Brainstorming Ways to Improve Traditional Classrooms
There are a number of ways traditional school could be improved that I would love to see make the jump from idea to reality. While the feasibility of implementation ranges from simple to complex, the following are ways traditional schools could be improved to foster greater enjoyment, productivity, and motivation.
- Later start times. Few people like to wake up at the break of dawn, and pre-teens and teens are no exception. So, adjusting school start times would help mitigate the dread and fatigue many students associate with school. More importantly, however, later start times also have health advantages: according to the CDC a lack of sleep can lead to, “being overweight, drinking alcohol, smoking tobacco, and using drugs, as well as poor academic performance.” Surely, these are not the outcomes school wish to see for their students. Implementing a simple change could prevent it.
- Differentiating pace and instruction. Re-working the typical “class” structure to help advanced and slower learners fulfill their desired pace of learning. Though consciousness of differentiated learning styles is becoming more common, currently, classrooms may have 30 students in one class, and the teacher tends to move from lesson to lesson at one particular pace. Ideally, class structure would be altered to accommodate the different pacing needs of each student. One possible model would be teachers doling out the entire semester workload at the beginning of the semester. Then, the everyday class would be a work environment where students can move through their workload. Students could also ask and have discussions about topics that they are working on. This would keep the social aspect of school intact, while allowing students the freedom to move at their own pace and allow for greater differentiation between students. This is just one approach classrooms could take in order to honor the needs of individual students, but there is definitely a need for greater differentiation between different students’ pace and more revised models should be considered.
- More freedom when it comes to choosing classes. I think allowing students to have more flexibility and fewer requirements with choosing classes would give students more motivation because they are able to take classes they are interested in: students excel the most when exploring topics, they can be passionate about. While flexible pathways to achieving the required coursework of school are becoming the norm, further expansion of course choices could enhance learner engagement with school materials.

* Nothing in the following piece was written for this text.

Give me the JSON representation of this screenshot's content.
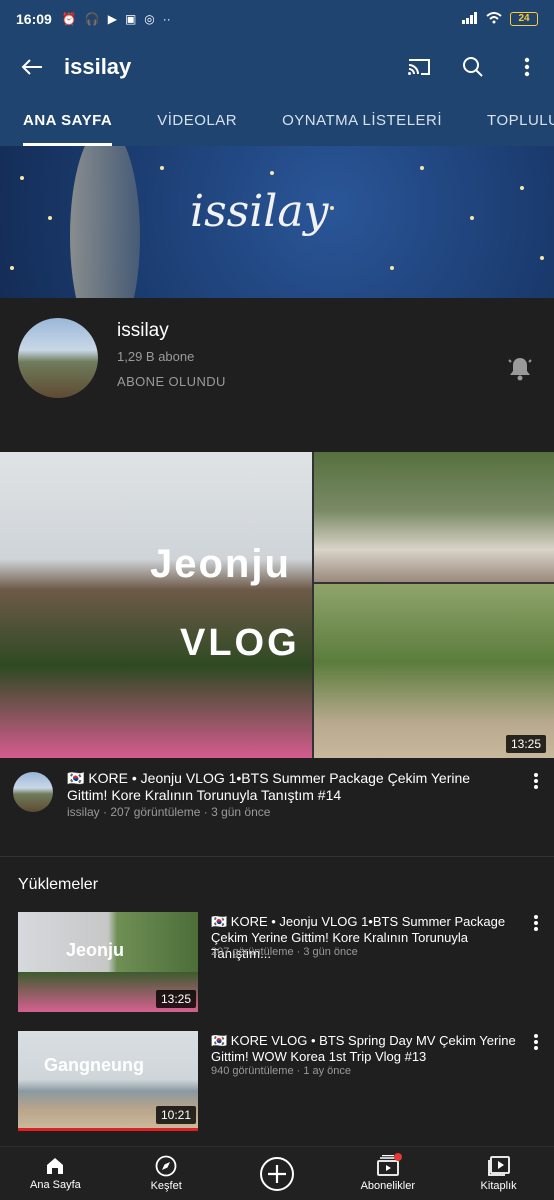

I think that implementing these changes could greatly benefit the efficiency and emotional well-being of students in traditional schooling. These changes would help to eliminate factors of stress that are derived from the current state of traditional school. With later start times, differentiated paces, and expanded course options when fulfilling graduation requirements, students will be able to focus on their learning rather than mitigating the unneeded stress that comes with little sleep, acclimating to the dominant pace of a large classroom, and taking classes that fail to ignite engagement with the topic.